WHAT YOU NEED TO DO:
Wherever pictures occur in the entries below, leave them out and retype the rest exactly.

RECORDS FOR THIS TASK:
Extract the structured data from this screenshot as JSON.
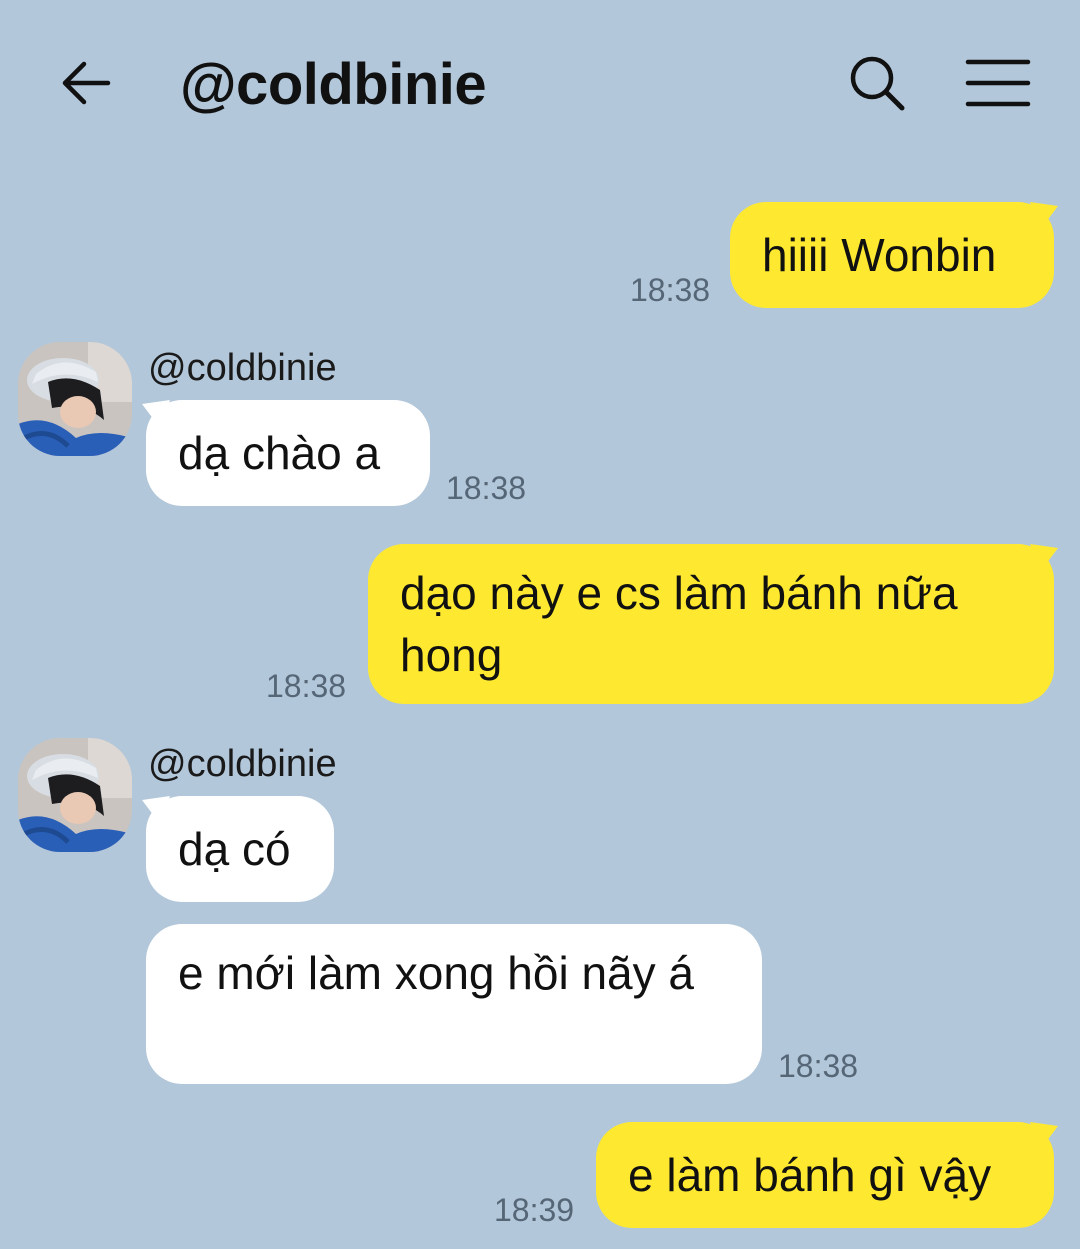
{
  "header": {
    "title": "@coldbinie"
  },
  "icons": {
    "back": "arrow-left-icon",
    "search": "search-icon",
    "menu": "menu-icon"
  },
  "colors": {
    "background": "#b2c7da",
    "outgoing_bubble": "#fee930",
    "incoming_bubble": "#ffffff"
  },
  "messages": [
    {
      "from": "me",
      "text": "hiiii Wonbin",
      "time": "18:38"
    },
    {
      "from": "them",
      "sender": "@coldbinie",
      "text": "dạ chào a",
      "time": "18:38"
    },
    {
      "from": "me",
      "text": "dạo này e cs làm bánh nữa hong",
      "time": "18:38"
    },
    {
      "from": "them",
      "sender": "@coldbinie",
      "text": "dạ có",
      "time": ""
    },
    {
      "from": "them",
      "text": "e mới làm xong hồi nãy á",
      "time": "18:38"
    },
    {
      "from": "me",
      "text": "e làm bánh gì vậy",
      "time": "18:39"
    }
  ]
}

EXERCISE RESPONSE:
Extract the structured data from this screenshot as JSON.
{
  "header": {
    "title": "@coldbinie"
  },
  "icons": {
    "back": "arrow-left-icon",
    "search": "search-icon",
    "menu": "menu-icon"
  },
  "colors": {
    "background": "#b2c7da",
    "outgoing_bubble": "#fee930",
    "incoming_bubble": "#ffffff"
  },
  "messages": [
    {
      "from": "me",
      "text": "hiiii Wonbin",
      "time": "18:38"
    },
    {
      "from": "them",
      "sender": "@coldbinie",
      "text": "dạ chào a",
      "time": "18:38"
    },
    {
      "from": "me",
      "text": "dạo này e cs làm bánh nữa hong",
      "time": "18:38"
    },
    {
      "from": "them",
      "sender": "@coldbinie",
      "text": "dạ có",
      "time": ""
    },
    {
      "from": "them",
      "text": "e mới làm xong hồi nãy á",
      "time": "18:38"
    },
    {
      "from": "me",
      "text": "e làm bánh gì vậy",
      "time": "18:39"
    }
  ]
}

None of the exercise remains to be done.